→ YOUR INSTRUCTIONS
The answer must be an exact copy of the entries that follow, with all images removed.

Excerpts from an interface dataset
....
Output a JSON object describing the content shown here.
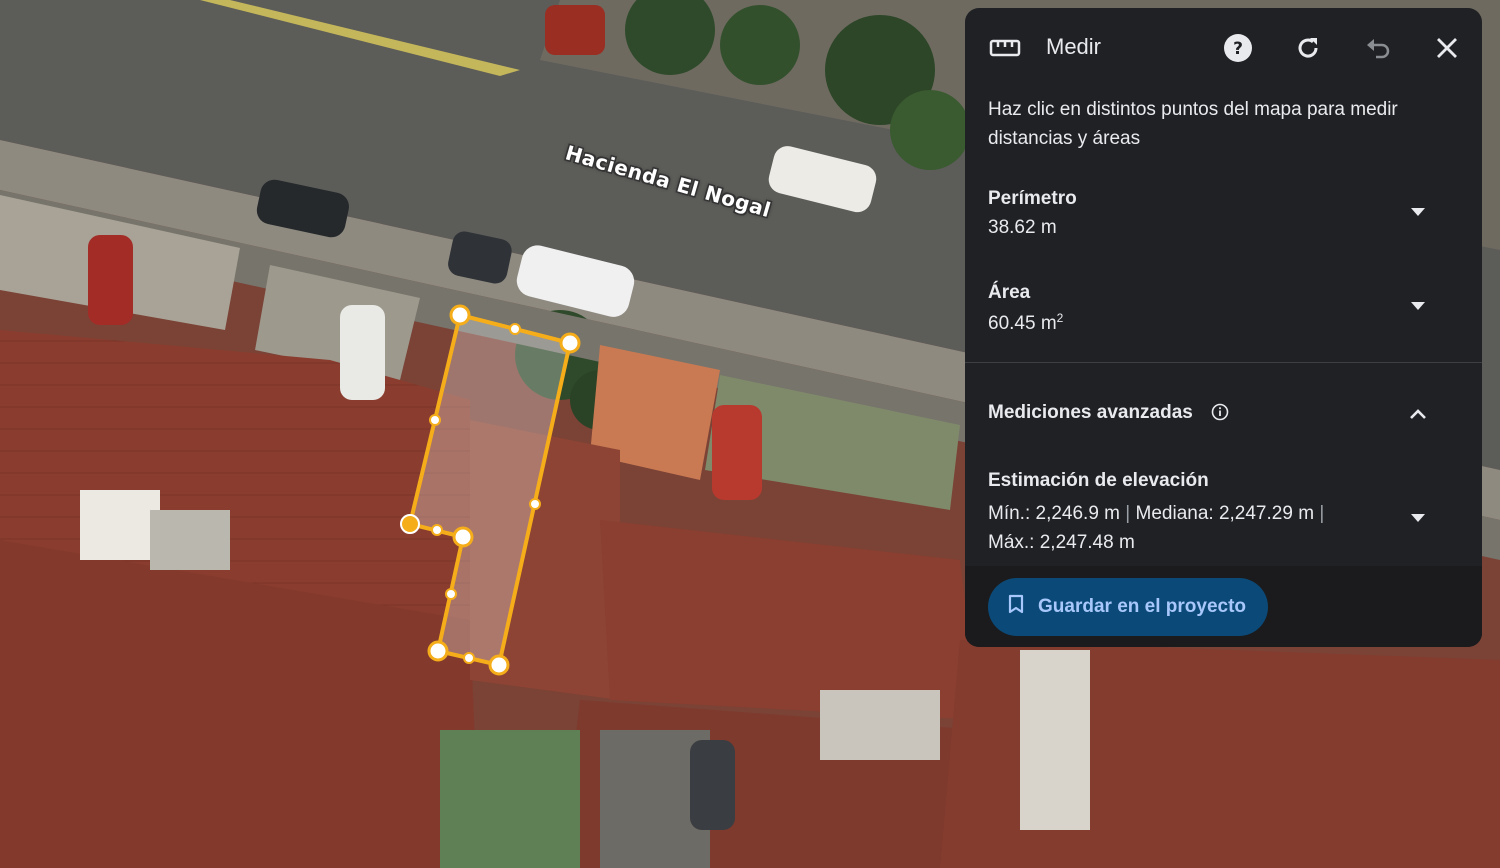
{
  "map": {
    "street_name": "Hacienda El Nogal",
    "colors": {
      "road": "#5b5b58",
      "sidewalk": "#8f8b82",
      "roof": "#8b3e2f",
      "measure_line": "#f5ad1a"
    }
  },
  "panel": {
    "title": "Medir",
    "icons": [
      "ruler-icon",
      "help-icon",
      "refresh-icon",
      "undo-icon",
      "close-icon"
    ],
    "instructions": "Haz clic en distintos puntos del mapa para medir distancias y áreas",
    "perimeter": {
      "label": "Perímetro",
      "value": "38.62 m"
    },
    "area": {
      "label": "Área",
      "value": "60.45 m",
      "unit_superscript": "2"
    },
    "advanced": {
      "label": "Mediciones avanzadas"
    },
    "elevation": {
      "label": "Estimación de elevación",
      "min": "Mín.: 2,246.9 m",
      "median": "Mediana: 2,247.29 m",
      "max": "Máx.: 2,247.48 m",
      "separator": "|"
    },
    "save_button": "Guardar en el proyecto"
  }
}
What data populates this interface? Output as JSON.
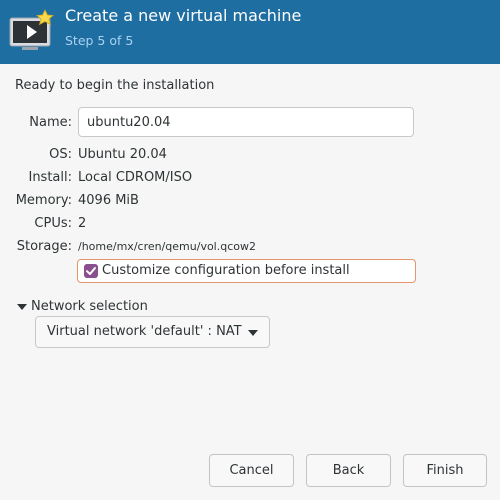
{
  "header": {
    "title": "Create a new virtual machine",
    "step": "Step 5 of 5",
    "icon": "monitor-play-icon"
  },
  "ready_heading": "Ready to begin the installation",
  "fields": {
    "name_label": "Name:",
    "name_value": "ubuntu20.04",
    "os_label": "OS:",
    "os_value": "Ubuntu 20.04",
    "install_label": "Install:",
    "install_value": "Local CDROM/ISO",
    "memory_label": "Memory:",
    "memory_value": "4096 MiB",
    "cpus_label": "CPUs:",
    "cpus_value": "2",
    "storage_label": "Storage:",
    "storage_value": "/home/mx/cren/qemu/vol.qcow2"
  },
  "customize": {
    "label": "Customize configuration before install",
    "checked": true
  },
  "network": {
    "label": "Network selection",
    "selected": "Virtual network 'default' : NAT"
  },
  "buttons": {
    "cancel": "Cancel",
    "back": "Back",
    "finish": "Finish"
  },
  "colors": {
    "header_bg": "#1f6ea1",
    "step_text": "#a9d1ef",
    "checkbox": "#8a4f8e",
    "focus_border": "#e8956b"
  }
}
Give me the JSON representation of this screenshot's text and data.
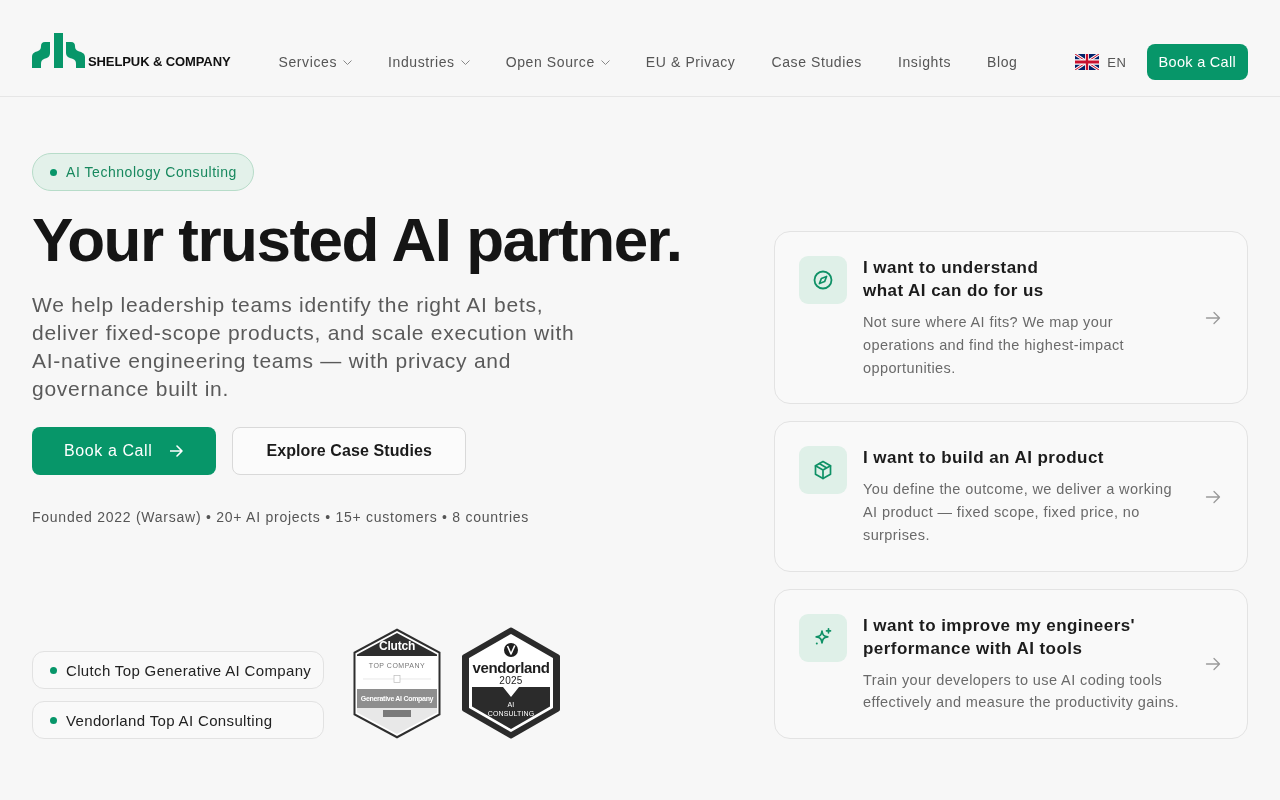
{
  "header": {
    "logo": "SHELPUK & COMPANY",
    "nav": [
      {
        "label": "Services",
        "has_menu": true
      },
      {
        "label": "Industries",
        "has_menu": true
      },
      {
        "label": "Open Source",
        "has_menu": true
      },
      {
        "label": "EU & Privacy",
        "has_menu": false
      },
      {
        "label": "Case Studies",
        "has_menu": false
      },
      {
        "label": "Insights",
        "has_menu": false
      },
      {
        "label": "Blog",
        "has_menu": false
      }
    ],
    "language": "EN",
    "cta": "Book a Call"
  },
  "hero": {
    "tag": "AI Technology Consulting",
    "title": "Your trusted AI partner.",
    "description": "We help leadership teams identify the right AI bets, deliver fixed-scope products, and scale execution with AI-native engineering teams — with privacy and governance built in.",
    "buttons": [
      {
        "label": "Book a Call",
        "kind": "primary"
      },
      {
        "label": "Explore Case Studies",
        "kind": "secondary"
      }
    ],
    "facts": "Founded 2022 (Warsaw) • 20+ AI projects • 15+ customers • 8 countries",
    "awards": [
      "Clutch Top Generative AI Company",
      "Vendorland Top AI Consulting"
    ],
    "badges": [
      {
        "kind": "clutch",
        "brand": "Clutch",
        "caption": "TOP COMPANY",
        "category": "Generative AI Company"
      },
      {
        "kind": "vendorland",
        "brand": "vendorland",
        "year": "2025",
        "category": "AI CONSULTING"
      }
    ]
  },
  "options": [
    {
      "title": "I want to understand\nwhat AI can do for us",
      "description": "Not sure where AI fits? We map your operations and find the highest-impact opportunities."
    },
    {
      "title": "I want to build an AI product",
      "description": "You define the outcome, we deliver a working AI product — fixed scope, fixed price, no surprises."
    },
    {
      "title": "I want to improve my engineers' performance with AI tools",
      "description": "Train your developers to use AI coding tools effectively and measure the productivity gains."
    }
  ]
}
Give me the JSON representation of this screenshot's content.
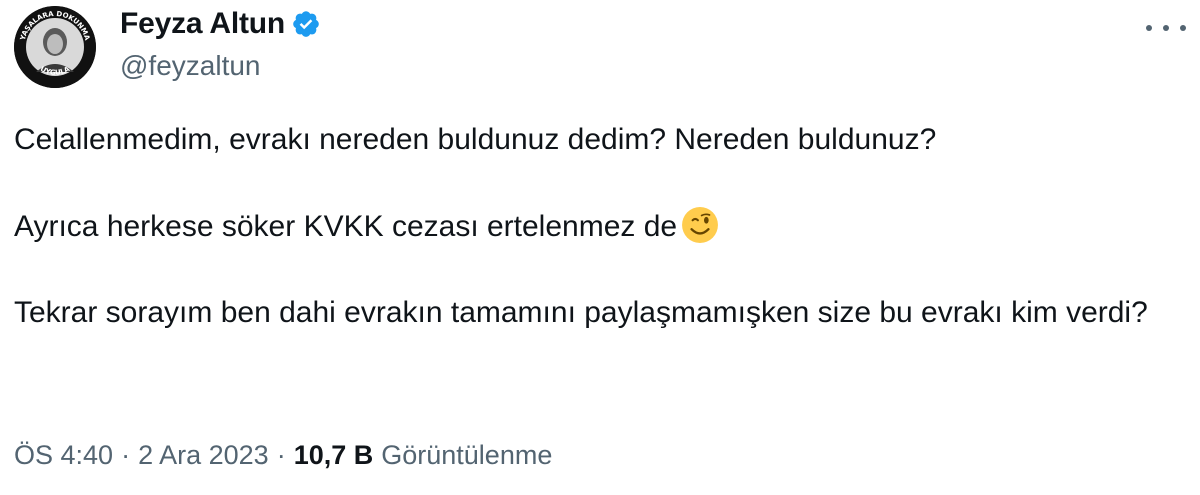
{
  "author": {
    "display_name": "Feyza Altun",
    "handle": "@feyzaltun",
    "avatar_badge_top": "YAŞALARA DOKUNMA",
    "avatar_badge_bottom": "UYGULA",
    "verified_icon": "verified-badge-icon",
    "verified_color": "#1d9bf0"
  },
  "tweet": {
    "paragraphs": [
      "Celallenmedim, evrakı nereden buldunuz dedim? Nereden buldunuz?",
      "Ayrıca herkese söker KVKK cezası ertelenmez de",
      "Tekrar sorayım ben dahi evrakın tamamını paylaşmamışken size bu evrakı kim verdi?"
    ],
    "emoji": "winking-face-emoji"
  },
  "meta": {
    "time": "ÖS 4:40",
    "separator": "·",
    "date": "2 Ara 2023",
    "views_count": "10,7 B",
    "views_label": "Görüntülenme"
  },
  "actions": {
    "more_icon": "more-horizontal-icon"
  }
}
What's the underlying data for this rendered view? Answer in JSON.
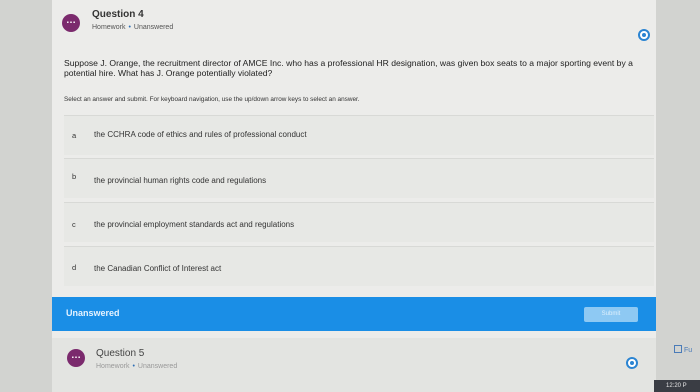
{
  "question4": {
    "title": "Question 4",
    "type": "Homework",
    "status": "Unanswered",
    "prompt": "Suppose J. Orange, the recruitment director of AMCE Inc. who has a professional HR designation, was given box seats to a major sporting event by a potential hire. What has J. Orange potentially violated?",
    "instructions": "Select an answer and submit. For keyboard navigation, use the up/down arrow keys to select an answer.",
    "options": [
      {
        "letter": "a",
        "text": "the CCHRA code of ethics and rules of professional conduct"
      },
      {
        "letter": "b",
        "text": "the provincial human rights code and regulations"
      },
      {
        "letter": "c",
        "text": "the provincial employment standards act and regulations"
      },
      {
        "letter": "d",
        "text": "the Canadian Conflict of Interest act"
      }
    ],
    "answer_status": "Unanswered",
    "submit_label": "Submit"
  },
  "question5": {
    "title": "Question 5",
    "type": "Homework",
    "status": "Unanswered"
  },
  "side": {
    "fu_label": "Fu"
  },
  "taskbar": {
    "clock": "12:20 P"
  },
  "colors": {
    "accent_blue": "#1a8ee6",
    "question_icon": "#7b2a6d"
  }
}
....
→ SOLUTION FOR THIS PROBLEM
Output a JSON object describing the content shown here.
{
  "map": {
    "street_name": "Hacienda El Nogal",
    "colors": {
      "road": "#5b5b58",
      "sidewalk": "#8f8b82",
      "roof": "#8b3e2f",
      "measure_line": "#f5ad1a"
    }
  },
  "panel": {
    "title": "Medir",
    "icons": [
      "ruler-icon",
      "help-icon",
      "refresh-icon",
      "undo-icon",
      "close-icon"
    ],
    "instructions": "Haz clic en distintos puntos del mapa para medir distancias y áreas",
    "perimeter": {
      "label": "Perímetro",
      "value": "38.62 m"
    },
    "area": {
      "label": "Área",
      "value": "60.45 m",
      "unit_superscript": "2"
    },
    "advanced": {
      "label": "Mediciones avanzadas"
    },
    "elevation": {
      "label": "Estimación de elevación",
      "min": "Mín.: 2,246.9 m",
      "median": "Mediana: 2,247.29 m",
      "max": "Máx.: 2,247.48 m",
      "separator": "|"
    },
    "save_button": "Guardar en el proyecto"
  }
}
What data populates this interface? Output as JSON.
{
  "header": {
    "title": "Create a new virtual machine",
    "step": "Step 5 of 5",
    "icon": "monitor-play-icon"
  },
  "ready_heading": "Ready to begin the installation",
  "fields": {
    "name_label": "Name:",
    "name_value": "ubuntu20.04",
    "os_label": "OS:",
    "os_value": "Ubuntu 20.04",
    "install_label": "Install:",
    "install_value": "Local CDROM/ISO",
    "memory_label": "Memory:",
    "memory_value": "4096 MiB",
    "cpus_label": "CPUs:",
    "cpus_value": "2",
    "storage_label": "Storage:",
    "storage_value": "/home/mx/cren/qemu/vol.qcow2"
  },
  "customize": {
    "label": "Customize configuration before install",
    "checked": true
  },
  "network": {
    "label": "Network selection",
    "selected": "Virtual network 'default' : NAT"
  },
  "buttons": {
    "cancel": "Cancel",
    "back": "Back",
    "finish": "Finish"
  },
  "colors": {
    "header_bg": "#1f6ea1",
    "step_text": "#a9d1ef",
    "checkbox": "#8a4f8e",
    "focus_border": "#e8956b"
  }
}
Give me the JSON representation of this screenshot's text and data.
{
  "header": {
    "logo": "SHELPUK & COMPANY",
    "nav": [
      {
        "label": "Services",
        "has_menu": true
      },
      {
        "label": "Industries",
        "has_menu": true
      },
      {
        "label": "Open Source",
        "has_menu": true
      },
      {
        "label": "EU & Privacy",
        "has_menu": false
      },
      {
        "label": "Case Studies",
        "has_menu": false
      },
      {
        "label": "Insights",
        "has_menu": false
      },
      {
        "label": "Blog",
        "has_menu": false
      }
    ],
    "language": "EN",
    "cta": "Book a Call"
  },
  "hero": {
    "tag": "AI Technology Consulting",
    "title": "Your trusted AI partner.",
    "description": "We help leadership teams identify the right AI bets, deliver fixed-scope products, and scale execution with AI-native engineering teams — with privacy and governance built in.",
    "buttons": [
      {
        "label": "Book a Call",
        "kind": "primary"
      },
      {
        "label": "Explore Case Studies",
        "kind": "secondary"
      }
    ],
    "facts": "Founded 2022 (Warsaw) • 20+ AI projects • 15+ customers • 8 countries",
    "awards": [
      "Clutch Top Generative AI Company",
      "Vendorland Top AI Consulting"
    ],
    "badges": [
      {
        "kind": "clutch",
        "brand": "Clutch",
        "caption": "TOP COMPANY",
        "category": "Generative AI Company"
      },
      {
        "kind": "vendorland",
        "brand": "vendorland",
        "year": "2025",
        "category": "AI CONSULTING"
      }
    ]
  },
  "options": [
    {
      "title": "I want to understand\nwhat AI can do for us",
      "description": "Not sure where AI fits? We map your operations and find the highest-impact opportunities."
    },
    {
      "title": "I want to build an AI product",
      "description": "You define the outcome, we deliver a working AI product — fixed scope, fixed price, no surprises."
    },
    {
      "title": "I want to improve my engineers' performance with AI tools",
      "description": "Train your developers to use AI coding tools effectively and measure the productivity gains."
    }
  ]
}
Give me the JSON representation of this screenshot's content.
{
  "author": {
    "display_name": "Feyza Altun",
    "handle": "@feyzaltun",
    "avatar_badge_top": "YAŞALARA DOKUNMA",
    "avatar_badge_bottom": "UYGULA",
    "verified_icon": "verified-badge-icon",
    "verified_color": "#1d9bf0"
  },
  "tweet": {
    "paragraphs": [
      "Celallenmedim, evrakı nereden buldunuz dedim? Nereden buldunuz?",
      "Ayrıca herkese söker KVKK cezası ertelenmez de",
      "Tekrar sorayım ben dahi evrakın tamamını paylaşmamışken size bu evrakı kim verdi?"
    ],
    "emoji": "winking-face-emoji"
  },
  "meta": {
    "time": "ÖS 4:40",
    "separator": "·",
    "date": "2 Ara 2023",
    "views_count": "10,7 B",
    "views_label": "Görüntülenme"
  },
  "actions": {
    "more_icon": "more-horizontal-icon"
  }
}
What's the underlying data for this rendered view? Answer in JSON.
{
  "question4": {
    "title": "Question 4",
    "type": "Homework",
    "status": "Unanswered",
    "prompt": "Suppose J. Orange, the recruitment director of AMCE Inc. who has a professional HR designation, was given box seats to a major sporting event by a potential hire. What has J. Orange potentially violated?",
    "instructions": "Select an answer and submit. For keyboard navigation, use the up/down arrow keys to select an answer.",
    "options": [
      {
        "letter": "a",
        "text": "the CCHRA code of ethics and rules of professional conduct"
      },
      {
        "letter": "b",
        "text": "the provincial human rights code and regulations"
      },
      {
        "letter": "c",
        "text": "the provincial employment standards act and regulations"
      },
      {
        "letter": "d",
        "text": "the Canadian Conflict of Interest act"
      }
    ],
    "answer_status": "Unanswered",
    "submit_label": "Submit"
  },
  "question5": {
    "title": "Question 5",
    "type": "Homework",
    "status": "Unanswered"
  },
  "side": {
    "fu_label": "Fu"
  },
  "taskbar": {
    "clock": "12:20 P"
  },
  "colors": {
    "accent_blue": "#1a8ee6",
    "question_icon": "#7b2a6d"
  }
}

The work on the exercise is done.